Tuesday, October 19

Attenborough and a perfect planet through the kitchen window


El naturalista David Attenborough.
BBC

In the past nine months, David Attenborough, one of the world’s most famous naturalists, has only left home twice, both times to go to the dentist. This has forced him to pull his wit and narrate his new documentary A Perfect Planet, through a microphone grafted into his kitchen through a window.

At 94, Attenborough is still in top form. This new exhibition of the world, which leads us to discover how nature works like a Swiss watch, is the culmination of a work of many years and that ended with the naturalist narrating the passages of history with a microphone, in the kitchen of his home and with a sound system that recorded everything from the garden.

“During the pandemic we were unable to travel to Bristol to record the narrative. So what we came up with was that, since I have a large garden and the kitchen leads there, with large windows, we could run a cable through a small window. A sound team would go to the garden and set up the necessary equipment to record what I was transmitting with my microphone and my computer, ”Attenborough explains in a virtual chat with various media.

Journey to the bowels of the world

“When I was wrong, they corrected me from Bristol,” recalls Attenborough, whose voice is used to relate what he defines as a trip to the bowels of this world and its incredible mechanisms so that, in one way or another, everything goes ahead.

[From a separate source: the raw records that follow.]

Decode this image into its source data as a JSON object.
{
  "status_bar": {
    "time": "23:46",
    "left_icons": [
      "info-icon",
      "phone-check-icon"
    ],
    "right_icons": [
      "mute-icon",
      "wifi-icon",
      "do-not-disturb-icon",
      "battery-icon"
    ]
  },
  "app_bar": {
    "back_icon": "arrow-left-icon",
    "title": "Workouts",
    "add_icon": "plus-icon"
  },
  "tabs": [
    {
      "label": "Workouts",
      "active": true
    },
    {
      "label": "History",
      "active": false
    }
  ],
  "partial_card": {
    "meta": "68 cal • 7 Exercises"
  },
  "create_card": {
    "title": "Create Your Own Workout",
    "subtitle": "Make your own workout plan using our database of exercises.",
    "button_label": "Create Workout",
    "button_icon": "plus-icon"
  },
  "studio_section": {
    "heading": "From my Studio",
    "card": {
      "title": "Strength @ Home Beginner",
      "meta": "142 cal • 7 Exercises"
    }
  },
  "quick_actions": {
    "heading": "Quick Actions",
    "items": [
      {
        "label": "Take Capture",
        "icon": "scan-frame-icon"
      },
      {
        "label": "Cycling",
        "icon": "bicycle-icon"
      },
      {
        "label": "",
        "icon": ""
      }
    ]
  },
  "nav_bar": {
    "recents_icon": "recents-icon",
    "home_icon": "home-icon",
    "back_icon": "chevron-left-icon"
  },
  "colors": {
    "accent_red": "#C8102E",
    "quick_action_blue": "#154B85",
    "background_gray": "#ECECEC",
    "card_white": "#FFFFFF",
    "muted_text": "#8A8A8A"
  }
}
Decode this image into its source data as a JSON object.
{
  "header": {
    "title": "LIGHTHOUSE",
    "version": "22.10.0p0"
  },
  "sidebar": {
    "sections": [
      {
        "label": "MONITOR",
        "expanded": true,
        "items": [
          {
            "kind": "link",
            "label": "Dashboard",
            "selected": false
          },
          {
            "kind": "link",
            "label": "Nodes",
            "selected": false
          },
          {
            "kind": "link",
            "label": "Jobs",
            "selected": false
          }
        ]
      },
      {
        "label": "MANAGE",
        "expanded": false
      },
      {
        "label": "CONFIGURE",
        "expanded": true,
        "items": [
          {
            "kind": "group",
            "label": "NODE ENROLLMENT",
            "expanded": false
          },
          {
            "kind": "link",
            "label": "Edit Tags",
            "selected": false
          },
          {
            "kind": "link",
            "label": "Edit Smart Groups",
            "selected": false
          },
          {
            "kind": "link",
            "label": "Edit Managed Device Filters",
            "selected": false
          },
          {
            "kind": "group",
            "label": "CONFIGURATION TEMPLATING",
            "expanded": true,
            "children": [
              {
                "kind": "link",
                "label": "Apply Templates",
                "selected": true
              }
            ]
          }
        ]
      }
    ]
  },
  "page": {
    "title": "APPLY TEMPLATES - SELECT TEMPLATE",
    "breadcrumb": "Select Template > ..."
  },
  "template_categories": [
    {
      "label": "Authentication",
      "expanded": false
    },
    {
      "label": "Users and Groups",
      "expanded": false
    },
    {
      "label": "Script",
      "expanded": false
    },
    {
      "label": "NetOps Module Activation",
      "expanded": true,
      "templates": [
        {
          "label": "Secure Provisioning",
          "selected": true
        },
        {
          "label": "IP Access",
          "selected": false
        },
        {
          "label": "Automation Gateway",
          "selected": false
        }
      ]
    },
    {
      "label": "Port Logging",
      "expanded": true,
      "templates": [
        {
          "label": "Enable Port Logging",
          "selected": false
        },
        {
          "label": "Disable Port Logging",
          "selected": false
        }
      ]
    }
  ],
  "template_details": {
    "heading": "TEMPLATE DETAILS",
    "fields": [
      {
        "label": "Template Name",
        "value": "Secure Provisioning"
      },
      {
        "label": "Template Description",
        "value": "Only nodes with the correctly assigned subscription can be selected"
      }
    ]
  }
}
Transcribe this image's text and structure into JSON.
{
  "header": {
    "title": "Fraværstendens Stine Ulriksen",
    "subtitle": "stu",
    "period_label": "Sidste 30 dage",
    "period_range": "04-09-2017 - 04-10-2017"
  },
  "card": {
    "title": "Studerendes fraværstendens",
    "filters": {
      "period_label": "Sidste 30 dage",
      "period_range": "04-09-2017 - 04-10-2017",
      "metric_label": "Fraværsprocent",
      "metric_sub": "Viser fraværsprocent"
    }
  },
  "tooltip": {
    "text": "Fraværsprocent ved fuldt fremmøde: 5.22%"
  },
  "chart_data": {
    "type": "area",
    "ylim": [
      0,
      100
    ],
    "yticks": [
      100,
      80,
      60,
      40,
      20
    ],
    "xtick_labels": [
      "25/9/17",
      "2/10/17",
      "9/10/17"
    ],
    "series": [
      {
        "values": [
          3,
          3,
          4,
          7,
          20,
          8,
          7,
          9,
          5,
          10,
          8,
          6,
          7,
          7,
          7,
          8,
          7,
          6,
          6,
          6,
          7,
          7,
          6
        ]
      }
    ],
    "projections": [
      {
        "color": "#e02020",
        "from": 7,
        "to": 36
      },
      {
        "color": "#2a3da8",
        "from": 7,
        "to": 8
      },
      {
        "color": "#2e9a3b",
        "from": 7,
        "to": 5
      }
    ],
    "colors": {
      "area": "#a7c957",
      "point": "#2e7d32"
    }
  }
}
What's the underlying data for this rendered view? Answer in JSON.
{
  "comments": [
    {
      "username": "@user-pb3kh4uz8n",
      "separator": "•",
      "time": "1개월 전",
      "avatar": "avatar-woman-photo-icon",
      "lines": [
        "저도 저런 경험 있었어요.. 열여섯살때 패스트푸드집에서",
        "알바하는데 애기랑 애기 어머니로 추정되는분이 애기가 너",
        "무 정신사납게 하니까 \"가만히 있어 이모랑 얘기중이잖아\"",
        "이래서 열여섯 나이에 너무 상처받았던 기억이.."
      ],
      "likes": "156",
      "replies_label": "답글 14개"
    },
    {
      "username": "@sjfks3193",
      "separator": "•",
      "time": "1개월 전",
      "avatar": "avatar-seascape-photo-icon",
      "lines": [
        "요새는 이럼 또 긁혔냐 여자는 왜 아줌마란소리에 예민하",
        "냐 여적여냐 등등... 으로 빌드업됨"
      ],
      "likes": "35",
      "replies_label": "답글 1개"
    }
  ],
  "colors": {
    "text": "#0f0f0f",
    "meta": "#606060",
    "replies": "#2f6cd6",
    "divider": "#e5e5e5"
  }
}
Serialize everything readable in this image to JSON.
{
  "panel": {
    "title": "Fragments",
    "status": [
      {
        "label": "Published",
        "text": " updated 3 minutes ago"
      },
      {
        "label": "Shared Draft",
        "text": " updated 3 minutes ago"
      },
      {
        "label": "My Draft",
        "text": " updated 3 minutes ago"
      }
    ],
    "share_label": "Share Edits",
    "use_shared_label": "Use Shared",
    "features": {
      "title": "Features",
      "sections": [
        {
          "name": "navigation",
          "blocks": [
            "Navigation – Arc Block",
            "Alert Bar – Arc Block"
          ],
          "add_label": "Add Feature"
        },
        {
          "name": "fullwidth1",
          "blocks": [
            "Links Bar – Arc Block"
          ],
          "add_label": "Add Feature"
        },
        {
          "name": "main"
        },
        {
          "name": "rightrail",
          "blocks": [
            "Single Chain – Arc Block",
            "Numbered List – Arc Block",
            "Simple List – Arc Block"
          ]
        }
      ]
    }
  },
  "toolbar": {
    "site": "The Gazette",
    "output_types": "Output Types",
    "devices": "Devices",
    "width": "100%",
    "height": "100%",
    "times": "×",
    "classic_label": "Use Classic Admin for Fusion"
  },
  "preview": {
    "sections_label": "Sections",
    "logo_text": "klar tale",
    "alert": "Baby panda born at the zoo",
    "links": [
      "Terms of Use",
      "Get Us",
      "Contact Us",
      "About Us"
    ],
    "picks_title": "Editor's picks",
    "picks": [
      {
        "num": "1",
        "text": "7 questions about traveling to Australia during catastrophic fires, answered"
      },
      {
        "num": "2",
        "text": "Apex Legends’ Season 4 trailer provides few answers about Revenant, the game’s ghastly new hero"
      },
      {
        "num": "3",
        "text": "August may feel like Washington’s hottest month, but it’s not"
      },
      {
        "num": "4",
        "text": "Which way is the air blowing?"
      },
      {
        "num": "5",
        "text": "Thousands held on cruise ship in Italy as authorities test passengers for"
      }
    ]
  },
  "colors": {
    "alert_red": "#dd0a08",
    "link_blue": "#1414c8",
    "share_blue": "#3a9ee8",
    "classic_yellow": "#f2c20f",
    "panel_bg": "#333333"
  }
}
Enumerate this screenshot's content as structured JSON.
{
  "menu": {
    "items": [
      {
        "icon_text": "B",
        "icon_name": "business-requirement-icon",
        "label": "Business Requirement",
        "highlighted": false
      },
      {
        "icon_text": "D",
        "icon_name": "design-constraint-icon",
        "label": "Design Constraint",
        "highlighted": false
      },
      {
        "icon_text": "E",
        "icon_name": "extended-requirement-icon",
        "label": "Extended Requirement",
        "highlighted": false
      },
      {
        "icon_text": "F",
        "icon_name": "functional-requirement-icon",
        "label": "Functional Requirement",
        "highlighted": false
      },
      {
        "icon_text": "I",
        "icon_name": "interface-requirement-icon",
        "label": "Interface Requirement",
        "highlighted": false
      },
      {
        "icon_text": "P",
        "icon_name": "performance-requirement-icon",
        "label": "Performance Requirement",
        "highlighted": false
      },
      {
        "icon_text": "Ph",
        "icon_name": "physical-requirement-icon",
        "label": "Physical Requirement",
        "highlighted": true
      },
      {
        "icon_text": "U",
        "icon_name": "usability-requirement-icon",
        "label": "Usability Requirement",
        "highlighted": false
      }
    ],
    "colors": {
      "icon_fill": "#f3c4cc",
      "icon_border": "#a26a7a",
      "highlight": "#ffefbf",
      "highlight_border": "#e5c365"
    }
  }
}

«The novelty of this documentary is that there are many sequences that had never been recorded like this, because there were no drones. Since I started in this every year we find something new to discover. How long will we continue to find new things? I have no idea”.

The use of these devices has allowed documentary filmmakers to record spectacular landscapes such as the thousands of flamingos stationed in a lake in sub-Saharan Africa, the descent into hell in a volcano of an iguana to plant its eggs or the bears of the remote peninsula of Kamchatka , in Russia.

«The sequence of the flamingos is one of the most impressive that I have seen in my life. I should not say that it is the best of the whole series, because it comes out in the first episode and I want you to see it in full, “commented the prestigious Attenborough with a laugh.

The series, which is made up of five chapters, each one based on the driving forces of nature – volcanoes, oceans, weather, the sun and, of course, humanity – arrives at the exact moment, according to Attenborough, with travel restricted by the pandemic and with the invitation to discover some facets of nature that surround us and of which we are not always aware.

A necessary series

“Everyone knows that we are at a crucial point and that is why a series like this is necessary. So that people understand what is happening and why. The first thing to do to find a solution is to recognize the problem and that is what is tried in this series, “said the naturalist, who also had no time to get bored during the quarantine in the United Kingdom.

«I am very old and I have not been able to leave. My daughter came to help me with the house, but the truth is that I have been very busy. Sorting my library, labeling the species that I have collected over the years … I have not been bored, personally I have not suffered much these months, but I understand that people who have been alone have had a bad time.

A Perfect Planet, produced by the BBC, can be seen through Movistar +


www.informacion.es

Leave a Reply

Your email address will not be published. Required fields are marked *

Share